SINGAPORE - A recent advertisement which featured a Chinese actor in "brownface" was in "poor taste", but did not breach guidelines, said the Advertising Standards Authority of Singapore (Asas) on Thursday (Aug 1).
It also said that as the ad has been removed, "no further action is currently required".
The ad to promote cashless payments, which politicians and web users described as offensive and insensitive, featured Mediacorp celebrity Dennis Chew portraying characters such as a woman in a tudung and a man with visibly darker skin.
Asas chairman Professor Ang Peng Hwa said its council had determined that the ad by creative agency Havas Worldwide Singapore did not explicitly put down any ethnic groups or employ harmful stereotypes.
"The council also notes Havas' explanation that this was not its intention. Hence, it did not breach the SCAP (Singapore Code of Advertising Practice)," Prof Ang said.
"We also note that the advertisement has been removed and that Havas has issued a public apology; as the advertisement has ceased, no further action is currently required," he added.
E-payment firm Nets and Havas had earlier in the day apologised for any hurt caused by the ad, saying the intention of the ad was to communicate that e-payment is for everyone.
Their apologies come a day after a police report was made against the ad - the subject of a controversial rap video on racism by local YouTuber Preeti Nair and her brother, rapper Subhas Nair.
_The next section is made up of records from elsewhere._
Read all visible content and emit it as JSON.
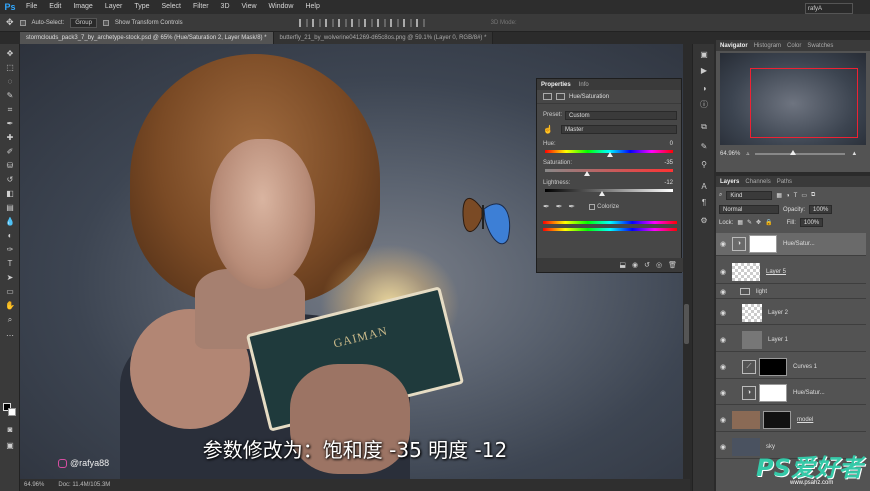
{
  "app": {
    "logo": "Ps"
  },
  "menu": [
    "File",
    "Edit",
    "Image",
    "Layer",
    "Type",
    "Select",
    "Filter",
    "3D",
    "View",
    "Window",
    "Help"
  ],
  "options": {
    "auto_select": "Auto-Select:",
    "auto_select_value": "Group",
    "transform_controls": "Show Transform Controls",
    "mode_3d": "3D Mode:",
    "workspace": "rafyA"
  },
  "doc_tabs": [
    "stormclouds_pack3_7_by_archetype-stock.psd @ 65% (Hue/Saturation 2, Layer Mask/8) *",
    "butterfly_21_by_wolverine041269-d65c8os.png @ 59.1% (Layer 0, RGB/8#) *"
  ],
  "properties": {
    "tabs": [
      "Properties",
      "Info"
    ],
    "adjustment": "Hue/Saturation",
    "preset_label": "Preset:",
    "preset_value": "Custom",
    "channel_value": "Master",
    "hue_label": "Hue:",
    "hue_value": "0",
    "saturation_label": "Saturation:",
    "saturation_value": "-35",
    "lightness_label": "Lightness:",
    "lightness_value": "-12",
    "colorize_label": "Colorize"
  },
  "navigator": {
    "tabs": [
      "Navigator",
      "Histogram",
      "Color",
      "Swatches"
    ],
    "zoom": "64.96%"
  },
  "layers_panel": {
    "tabs": [
      "Layers",
      "Channels",
      "Paths"
    ],
    "filter": "Kind",
    "blend_mode": "Normal",
    "opacity_label": "Opacity:",
    "opacity_value": "100%",
    "lock_label": "Lock:",
    "fill_label": "Fill:",
    "fill_value": "100%",
    "layers": [
      {
        "name": "Hue/Satur...",
        "kind": "adjustment",
        "selected": true
      },
      {
        "name": "Layer 5",
        "kind": "pixel",
        "underline": true
      },
      {
        "name": "light",
        "kind": "group"
      },
      {
        "name": "Layer 2",
        "kind": "pixel"
      },
      {
        "name": "Layer 1",
        "kind": "pixel"
      },
      {
        "name": "Curves 1",
        "kind": "adjustment"
      },
      {
        "name": "Hue/Satur...",
        "kind": "adjustment"
      },
      {
        "name": "model",
        "kind": "image",
        "underline": true
      },
      {
        "name": "sky",
        "kind": "image"
      }
    ]
  },
  "canvas": {
    "subtitle": "参数修改为：饱和度 -35 明度 -12",
    "handle": "@rafya88",
    "book_title": "GAIMAN"
  },
  "status": {
    "zoom": "64.96%",
    "doc": "Doc: 11.4M/105.3M"
  },
  "site_watermark": {
    "brand": "PS爱好者",
    "url": "www.psahz.com"
  }
}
Police are investigating the rap video.
Havas said: "Our multicultural society defines us as a nation, and we regret if anyone has been offended by the campaign."
The "brownface" ad campaign was for a unified e-payment solution being deployed at hawker centres, canteens and coffeeshops.
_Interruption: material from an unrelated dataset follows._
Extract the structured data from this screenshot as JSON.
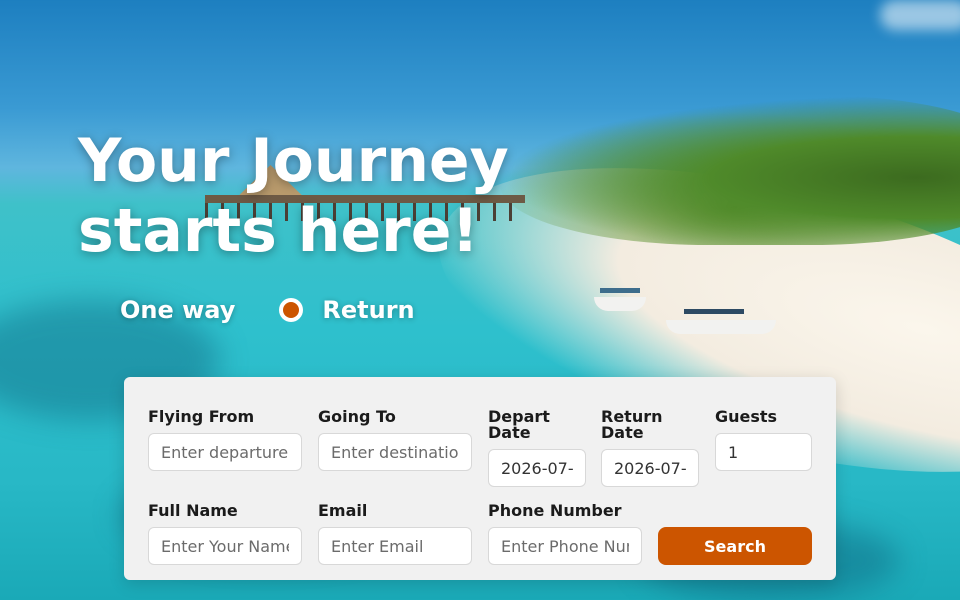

It comes under a multi-agency effort led by Enterprise Singapore to promote cashless payments. Nets was appointed as the "master acquirer" to handle payment transactions and drive adoption of e-payment in small food businesses.
The other agencies involved are the Housing Board, National Environment Agency and JTC Corp.
The Straits Times contacted Enterprise Singapore on Wednesday for comment. It has yet to respond.
Politicians have criticised both the e-payment ad and the rap video, and stressed the importance of maintaining racial harmony in Singapore.
Home Affairs and Law Minister K. Shanmugam on Tuesday said the rap video aimed to make minorities angry with Chinese Singaporeans, and had crossed the line.
The video, uploaded on social media on Monday, was taken down a day later by the siblings. But others have reuploaded and shared the clip on social media.
The authorities have advised people to refrain from circulating the video.
News broadcaster CNA removed Mr Nair from its upcoming music documentary, saying it will not associate with individuals who intentionally create offensive content threatening racial harmony.
Mr Nair had worked with Migrants Band Singapore, a band made up of foreign workers, for the documentary.
A petition has been started on the change.org website asking CNA to reconsider their position to drop Mr Nair, saying that the band and its message should be heard. More than 1,400 people had signed the petition as of 9pm Thursday night.
Meanwhile, marketing and media website Mumbrella Asia highlighted the recent resignation of Havas Southeast Asia's chief creative officer Valerie Madon in a report on Wednesday. Citing sources, it said she had oversight of the "brownface" ad campaign.
Asked about this, Havas said Ms Madon is moving on to pursue other opportunities.
A source in Havas on Thursday rubbished the Mumbrella report, saying Ms Madon's resignation was unrelated to the recent debacle.
Speaking on condition of anonymity, the source said the project involving Nets and Mediacorp was fully handled by a creative director, and Ms Madon was not involved.
In response, Havas told ST: “An advertising campaign is always a collective effort for any agency, as was this. We do not condone any article or statement that suggests otherwise.”